TMTC Senior Fellow, Lydia Neufeld Harder, has recently published The Challenge is in the Naming: A Theological Journey, which is now available from CMU Press and/or Wipf and Stock. The volume is built around a collection of previously published essays over the course of thirty years and is supplemented by current reflections and personal narratives that place these essays into a broader and engaging theological journey. Former TMTC PhD graduates, Suzanne Guenther Loewen and Kimberly Penner, describe this collection as "a rich blending of personal, church, and academic narratives and contexts. . . . [that] has the potential to become a pivotal resource for the next generation of Mennonite theologians, scholars, and pastors."
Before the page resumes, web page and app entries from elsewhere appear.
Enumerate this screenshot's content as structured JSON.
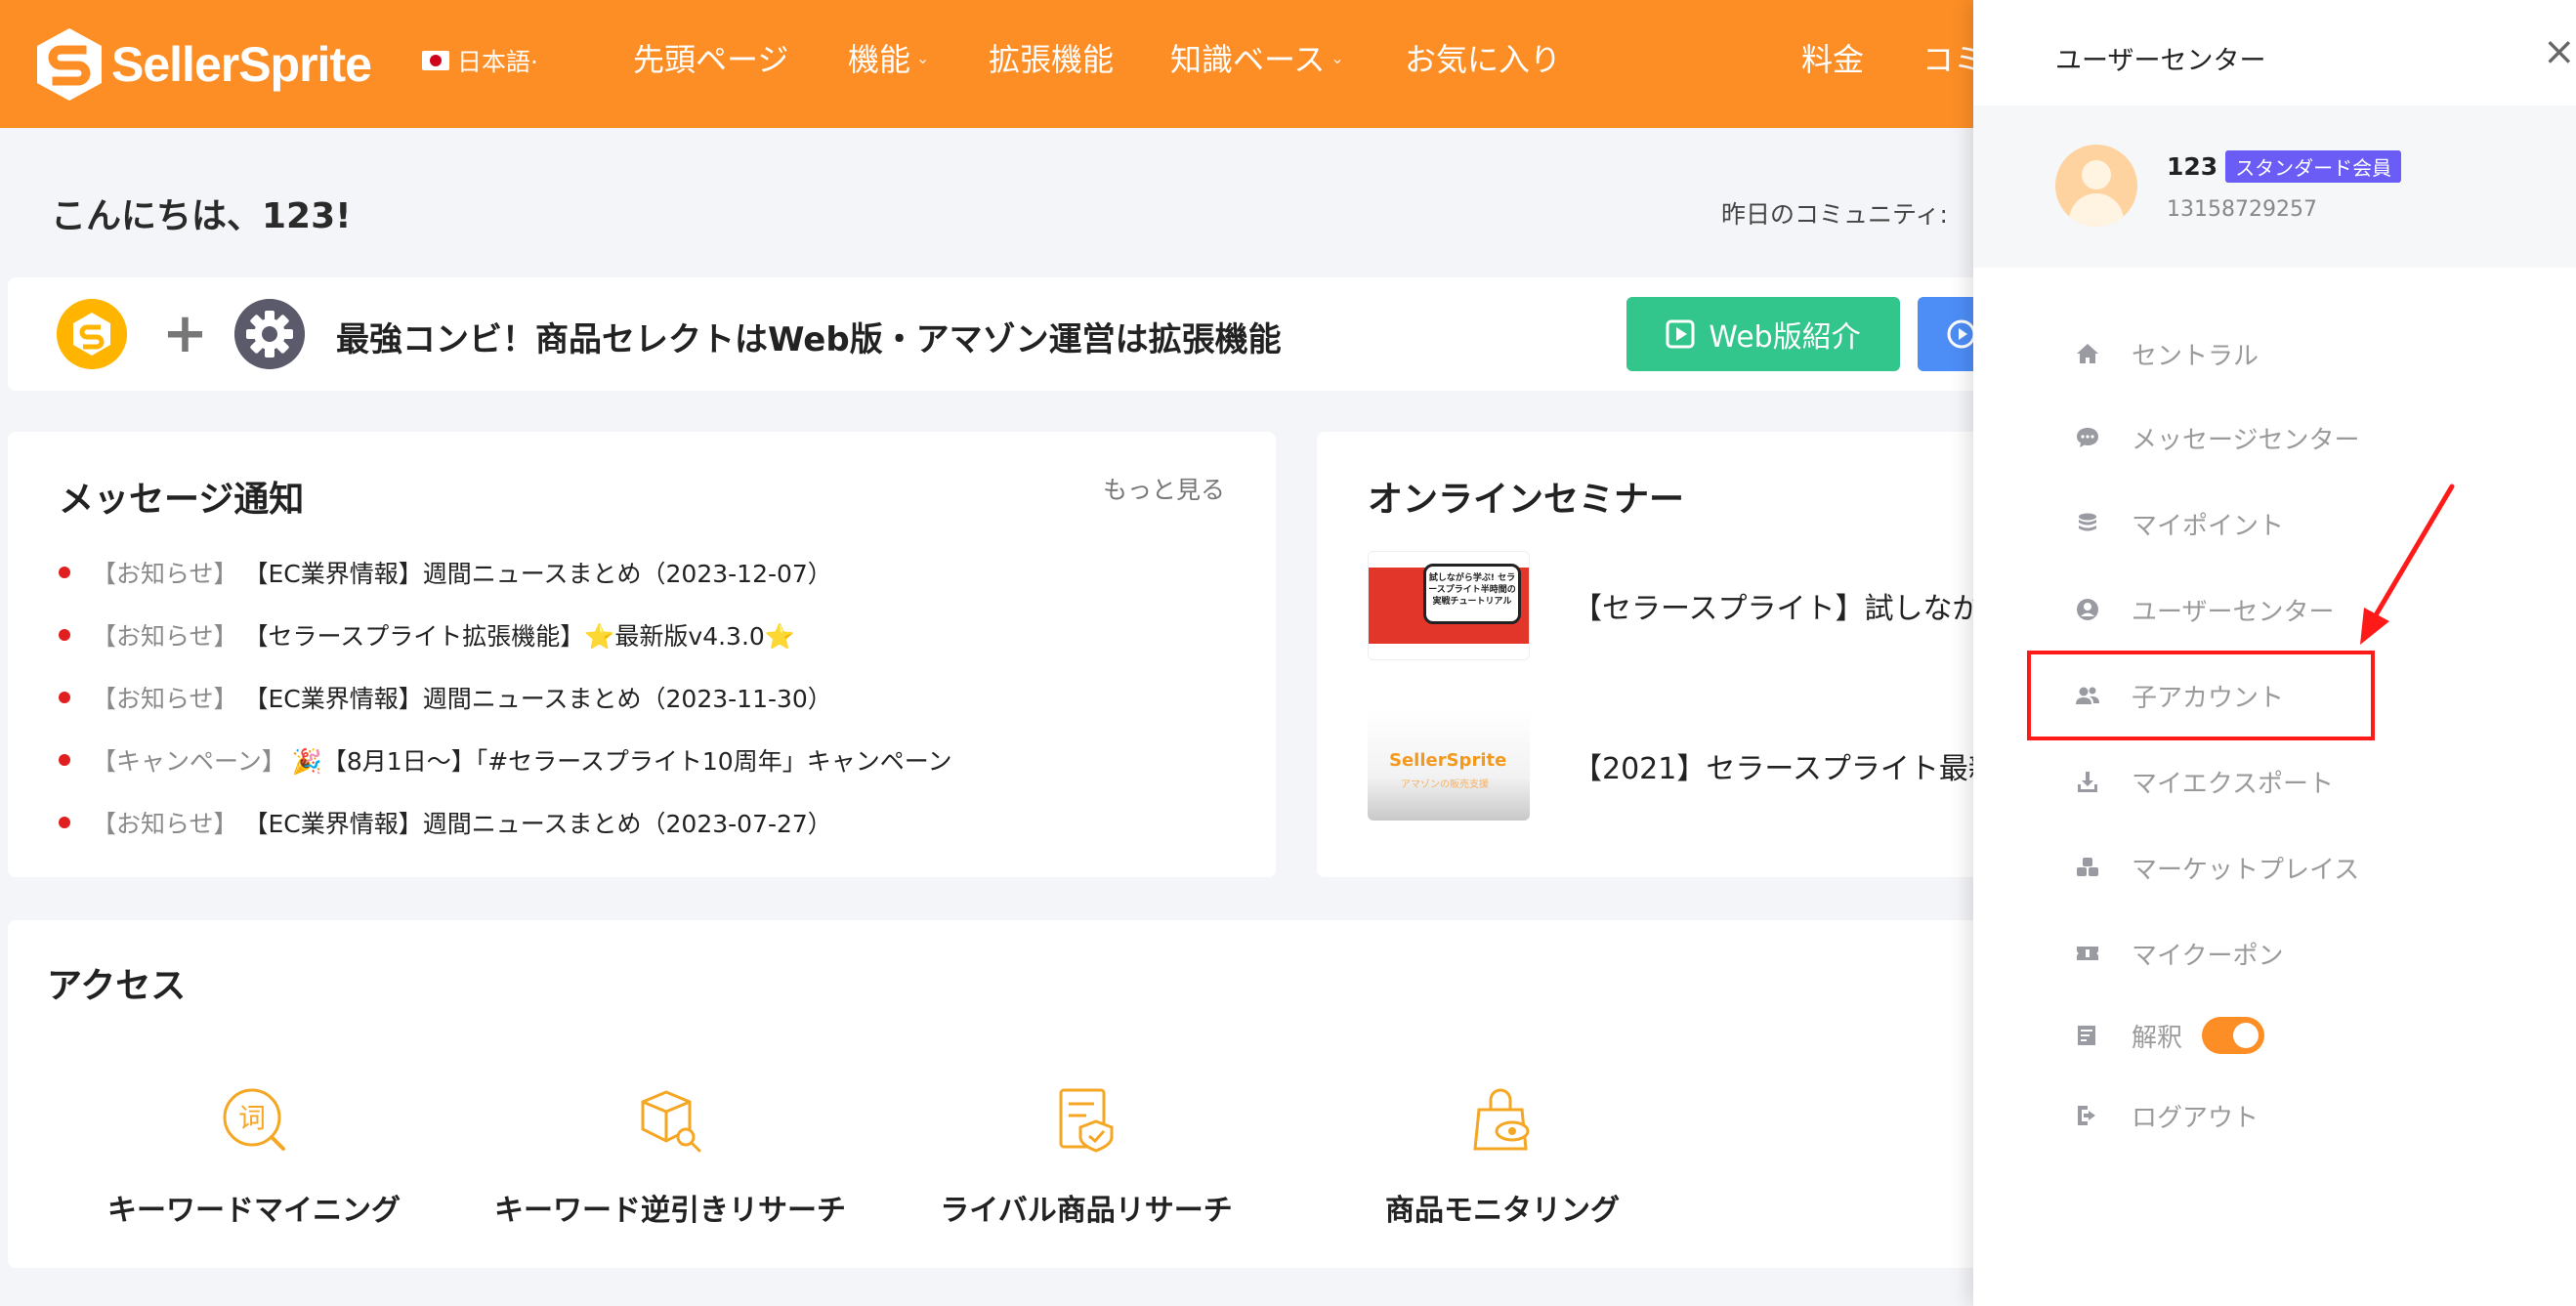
{
  "header": {
    "brand": "SellerSprite",
    "language": "日本語·",
    "nav": [
      {
        "label": "先頭ページ",
        "caret": false
      },
      {
        "label": "機能",
        "caret": true
      },
      {
        "label": "拡張機能",
        "caret": false
      },
      {
        "label": "知識ベース",
        "caret": true
      },
      {
        "label": "お気に入り",
        "caret": false
      },
      {
        "label": "料金",
        "caret": false
      },
      {
        "label": "コミ",
        "caret": false
      }
    ]
  },
  "greeting": "こんにちは、123!",
  "community_label": "昨日のコミュニティ:",
  "banner": {
    "plus": "+",
    "text": "最強コンビ！商品セレクトはWeb版・アマゾン運営は拡張機能",
    "web_button": "Web版紹介"
  },
  "messages": {
    "title": "メッセージ通知",
    "more": "もっと見る",
    "items": [
      {
        "tag": "【お知らせ】",
        "text": "【EC業界情報】週間ニュースまとめ（2023-12-07）"
      },
      {
        "tag": "【お知らせ】",
        "text": "【セラースプライト拡張機能】⭐最新版v4.3.0⭐"
      },
      {
        "tag": "【お知らせ】",
        "text": "【EC業界情報】週間ニュースまとめ（2023-11-30）"
      },
      {
        "tag": "【キャンペーン】",
        "text": "🎉【8月1日～】「#セラースプライト10周年」キャンペーン"
      },
      {
        "tag": "【お知らせ】",
        "text": "【EC業界情報】週間ニュースまとめ（2023-07-27）"
      }
    ]
  },
  "seminar": {
    "title": "オンラインセミナー",
    "items": [
      {
        "text": "【セラースプライト】試しなが",
        "thumb_text": "試しながら学ぶ! セラースプライト半時間の実戦チュートリアル"
      },
      {
        "text": "【2021】セラースプライト最新",
        "thumb_text": "SellerSprite",
        "thumb_sub": "アマゾンの販売支援"
      }
    ]
  },
  "access": {
    "title": "アクセス",
    "items": [
      {
        "label": "キーワードマイニング",
        "icon": "keyword-mining-icon",
        "glyph": "词"
      },
      {
        "label": "キーワード逆引きリサーチ",
        "icon": "reverse-search-icon"
      },
      {
        "label": "ライバル商品リサーチ",
        "icon": "competitor-research-icon"
      },
      {
        "label": "商品モニタリング",
        "icon": "product-monitoring-icon"
      }
    ]
  },
  "drawer": {
    "title": "ユーザーセンター",
    "close": "×",
    "user": {
      "name": "123",
      "badge": "スタンダード会員",
      "phone": "13158729257"
    },
    "menu": [
      {
        "label": "セントラル",
        "icon": "home-icon"
      },
      {
        "label": "メッセージセンター",
        "icon": "chat-icon"
      },
      {
        "label": "マイポイント",
        "icon": "coins-icon"
      },
      {
        "label": "ユーザーセンター",
        "icon": "user-circle-icon"
      },
      {
        "label": "子アカウント",
        "icon": "users-icon"
      },
      {
        "label": "マイエクスポート",
        "icon": "download-icon"
      },
      {
        "label": "マーケットプレイス",
        "icon": "marketplace-icon"
      },
      {
        "label": "マイクーポン",
        "icon": "coupon-icon"
      },
      {
        "label": "解釈",
        "icon": "translate-icon",
        "toggle": true
      },
      {
        "label": "ログアウト",
        "icon": "logout-icon"
      }
    ]
  },
  "colors": {
    "brand": "#fd8e25",
    "web_button": "#32c58c",
    "badge": "#6a5cf5",
    "highlight": "#ff1a1a"
  }
}
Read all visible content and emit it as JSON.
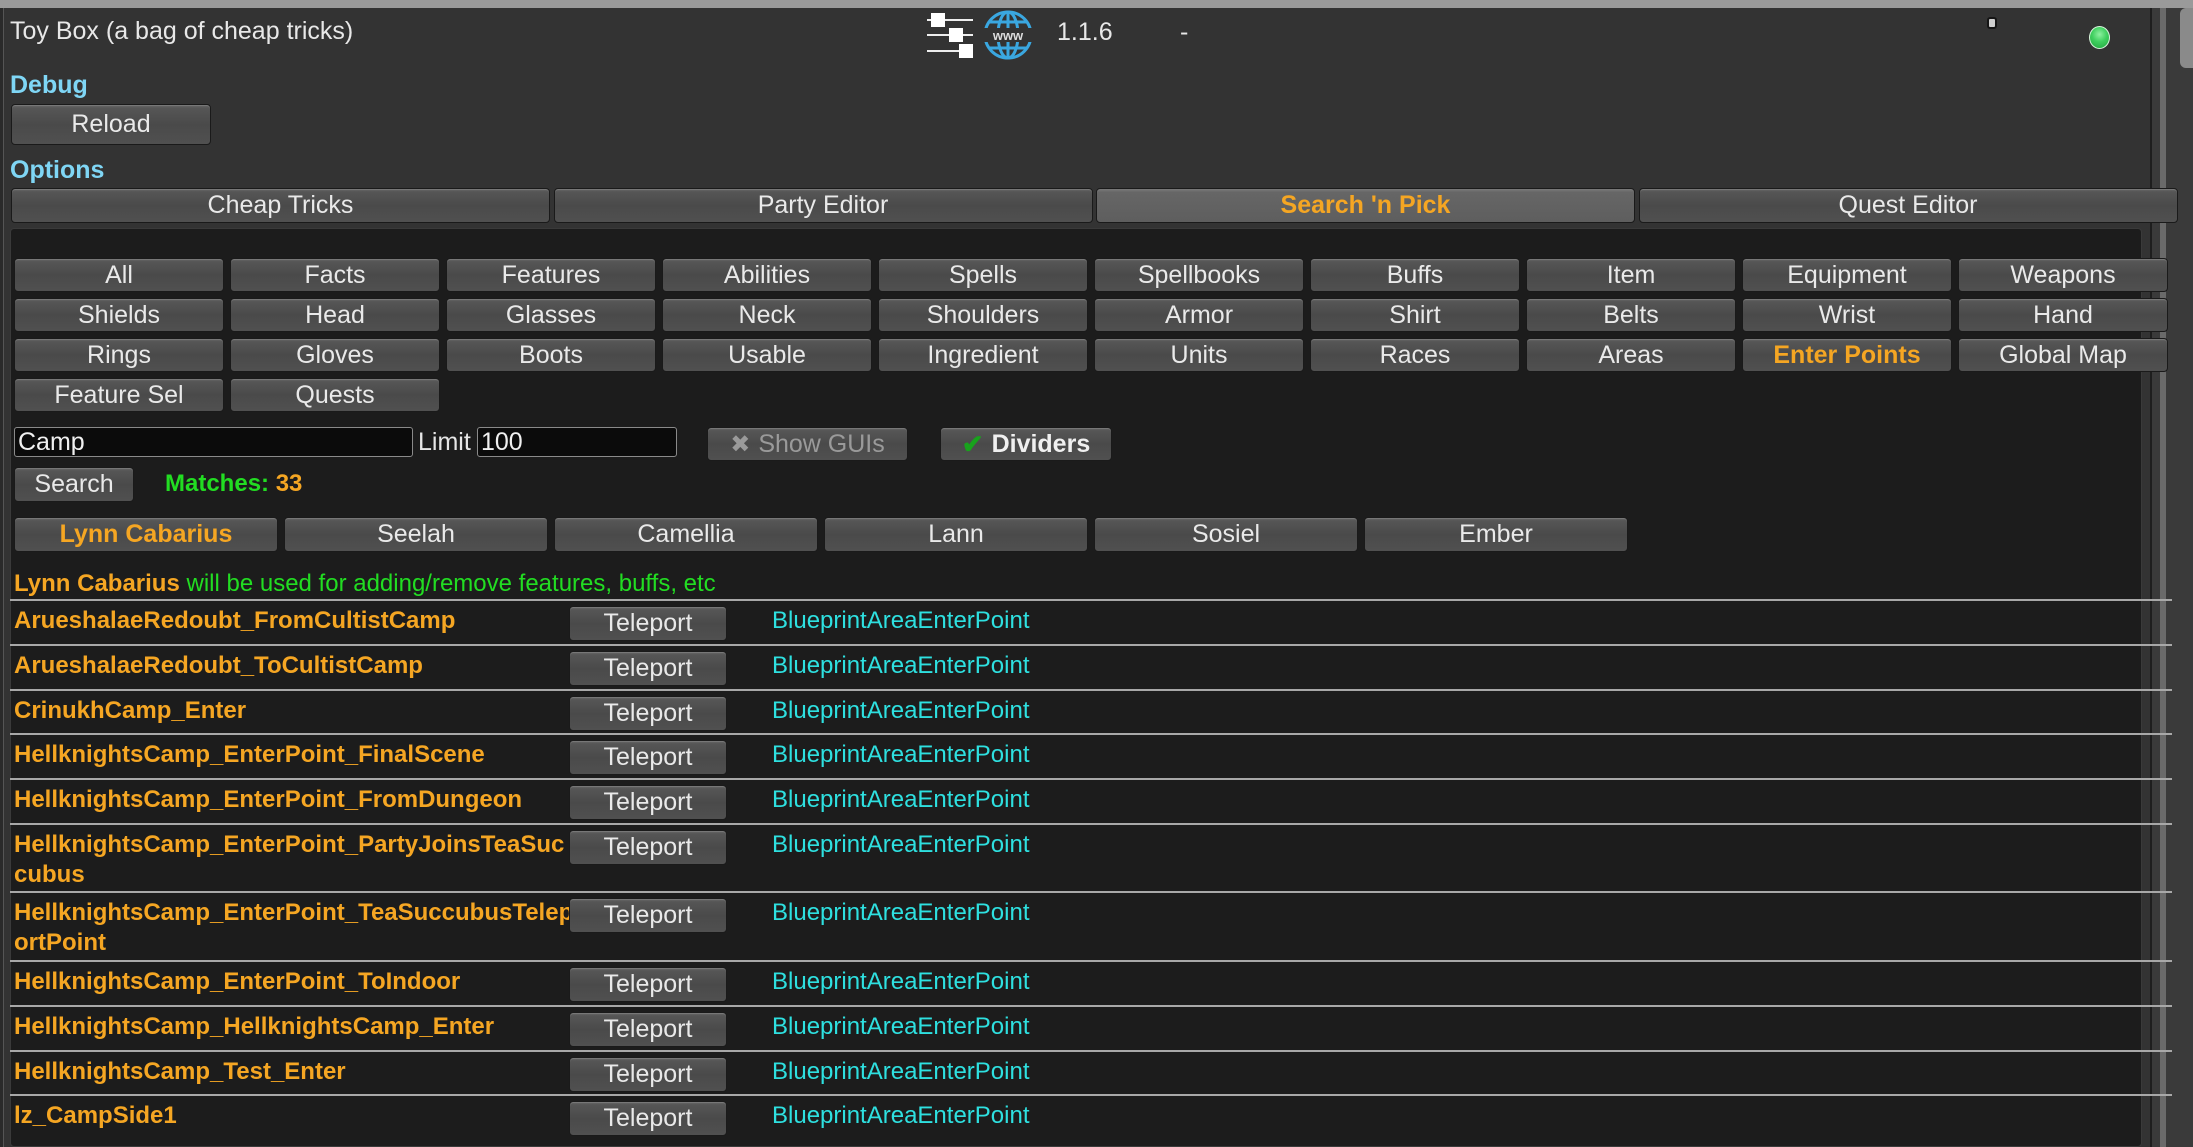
{
  "header": {
    "title": "Toy Box (a bag of cheap tricks)",
    "icons": [
      "settings-sliders-icon",
      "www-globe-icon"
    ],
    "version": "1.1.6",
    "separator": "-",
    "status_color": "#3fcf5f"
  },
  "debug": {
    "label": "Debug",
    "reload_label": "Reload"
  },
  "options": {
    "label": "Options",
    "tabs": [
      {
        "label": "Cheap Tricks",
        "active": false
      },
      {
        "label": "Party Editor",
        "active": false
      },
      {
        "label": "Search 'n Pick",
        "active": true
      },
      {
        "label": "Quest Editor",
        "active": false
      }
    ]
  },
  "categories": [
    {
      "label": "All"
    },
    {
      "label": "Facts"
    },
    {
      "label": "Features"
    },
    {
      "label": "Abilities"
    },
    {
      "label": "Spells"
    },
    {
      "label": "Spellbooks"
    },
    {
      "label": "Buffs"
    },
    {
      "label": "Item"
    },
    {
      "label": "Equipment"
    },
    {
      "label": "Weapons"
    },
    {
      "label": "Shields"
    },
    {
      "label": "Head"
    },
    {
      "label": "Glasses"
    },
    {
      "label": "Neck"
    },
    {
      "label": "Shoulders"
    },
    {
      "label": "Armor"
    },
    {
      "label": "Shirt"
    },
    {
      "label": "Belts"
    },
    {
      "label": "Wrist"
    },
    {
      "label": "Hand"
    },
    {
      "label": "Rings"
    },
    {
      "label": "Gloves"
    },
    {
      "label": "Boots"
    },
    {
      "label": "Usable"
    },
    {
      "label": "Ingredient"
    },
    {
      "label": "Units"
    },
    {
      "label": "Races"
    },
    {
      "label": "Areas"
    },
    {
      "label": "Enter Points",
      "selected": true
    },
    {
      "label": "Global Map"
    },
    {
      "label": "Feature Sel"
    },
    {
      "label": "Quests"
    }
  ],
  "search": {
    "query": "Camp",
    "limit_label": "Limit",
    "limit_value": "100",
    "show_guis_label": "Show GUIs",
    "show_guis_checked": false,
    "dividers_label": "Dividers",
    "dividers_checked": true,
    "search_label": "Search",
    "matches_label": "Matches:",
    "matches_count": "33"
  },
  "party": {
    "members": [
      {
        "name": "Lynn Cabarius",
        "selected": true
      },
      {
        "name": "Seelah"
      },
      {
        "name": "Camellia"
      },
      {
        "name": "Lann"
      },
      {
        "name": "Sosiel"
      },
      {
        "name": "Ember"
      }
    ],
    "info_name": "Lynn Cabarius",
    "info_text": "will be used for adding/remove features, buffs, etc"
  },
  "results": {
    "action_label": "Teleport",
    "rows": [
      {
        "name": "ArueshalaeRedoubt_FromCultistCamp",
        "type": "BlueprintAreaEnterPoint",
        "lines": 1
      },
      {
        "name": "ArueshalaeRedoubt_ToCultistCamp",
        "type": "BlueprintAreaEnterPoint",
        "lines": 1
      },
      {
        "name": "CrinukhCamp_Enter",
        "type": "BlueprintAreaEnterPoint",
        "lines": 1
      },
      {
        "name": "HellknightsCamp_EnterPoint_FinalScene",
        "type": "BlueprintAreaEnterPoint",
        "lines": 1
      },
      {
        "name": "HellknightsCamp_EnterPoint_FromDungeon",
        "type": "BlueprintAreaEnterPoint",
        "lines": 1
      },
      {
        "name": "HellknightsCamp_EnterPoint_PartyJoinsTeaSuccubus",
        "type": "BlueprintAreaEnterPoint",
        "lines": 2
      },
      {
        "name": "HellknightsCamp_EnterPoint_TeaSuccubusTeleportPoint",
        "type": "BlueprintAreaEnterPoint",
        "lines": 2
      },
      {
        "name": "HellknightsCamp_EnterPoint_ToIndoor",
        "type": "BlueprintAreaEnterPoint",
        "lines": 1
      },
      {
        "name": "HellknightsCamp_HellknightsCamp_Enter",
        "type": "BlueprintAreaEnterPoint",
        "lines": 1
      },
      {
        "name": "HellknightsCamp_Test_Enter",
        "type": "BlueprintAreaEnterPoint",
        "lines": 1
      },
      {
        "name": "lz_CampSide1",
        "type": "BlueprintAreaEnterPoint",
        "lines": 1
      }
    ]
  },
  "colors": {
    "accent_orange": "#f5a623",
    "section_blue": "#7fd6f5",
    "match_green": "#22dd22",
    "blueprint_cyan": "#2ee0e0"
  }
}
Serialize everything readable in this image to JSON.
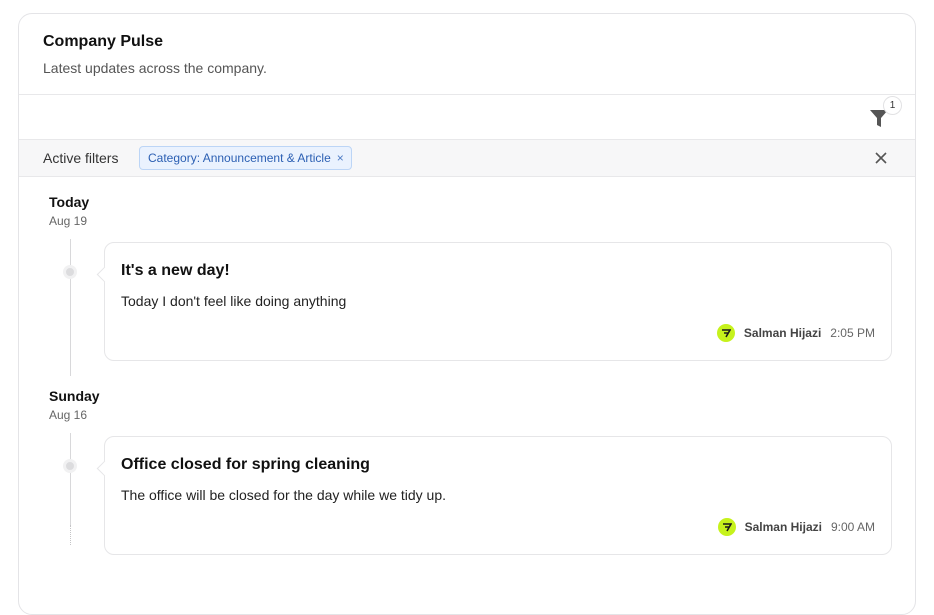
{
  "header": {
    "title": "Company Pulse",
    "subtitle": "Latest updates across the company."
  },
  "toolbar": {
    "filter_icon": "filter-icon",
    "filter_count": "1"
  },
  "filters": {
    "label": "Active filters",
    "chips": [
      {
        "label": "Category: Announcement & Article",
        "remove_icon": "close-icon"
      }
    ],
    "clear_icon": "close-icon"
  },
  "groups": [
    {
      "day": "Today",
      "date": "Aug 19",
      "posts": [
        {
          "title": "It's a new day!",
          "body": "Today I don't feel like doing anything",
          "author": "Salman Hijazi",
          "time": "2:05 PM"
        }
      ]
    },
    {
      "day": "Sunday",
      "date": "Aug 16",
      "posts": [
        {
          "title": "Office closed for spring cleaning",
          "body": "The office will be closed for the day while we tidy up.",
          "author": "Salman Hijazi",
          "time": "9:00 AM"
        }
      ]
    }
  ],
  "colors": {
    "avatar": "#c6f21c",
    "chip_bg": "#eaf2fe",
    "chip_text": "#2b5fb3"
  }
}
The eighth iteration of the Toronto Mennonite Theological Centre’s (TMTC) biennial graduate student conference, which featured twenty-two student presenters from fifteen different institutions across North America, impressed with both the range and quality of the theological conversations it generated.
We are pleased to announce the appointment of Sarah K. Johnson as a Visiting Fellow at TMTC! Sarah is currently a PhD candidate at the University of Notre Dame and is writing a dissertation at the intersection of liturgical studies and sociology of religion investigating the ongoing roles of Christian ritual in increasingly nonreligious and religiously diverse social contexts. Sarah is also a member of the editorial team for the new worship and song collection, entitled Voices Together, that is intended to serve Mennonite congregations in Canada and the United States. We will have occasion to welcome Sarah formally at our annual Welcome Dinner in the Fall but, in the meantime, welcome to the TMTC community, Sarah!
On Tuesday March 6th 2018 people from across the Toronto School of Theology and beyond gathered for the launch of Kyle Gingerich Hiebert’s new book, The Architectonics of Hope: Violence, Apocalyptic, and the Transformation of Political Theology. Hosted at the newly arrived Sheptytsky Institute at St. Michael’s College, the event celebrated and launched the book by staging an ecumenical symposium that brought together leading voices from four Christian traditions: Eastern, Catholic, Anglican, and Mennonite. Reflecting the four traditions that Kyle brings together in The Architectonics of Hope, each respondent offered critical and appreciative assessments of the book.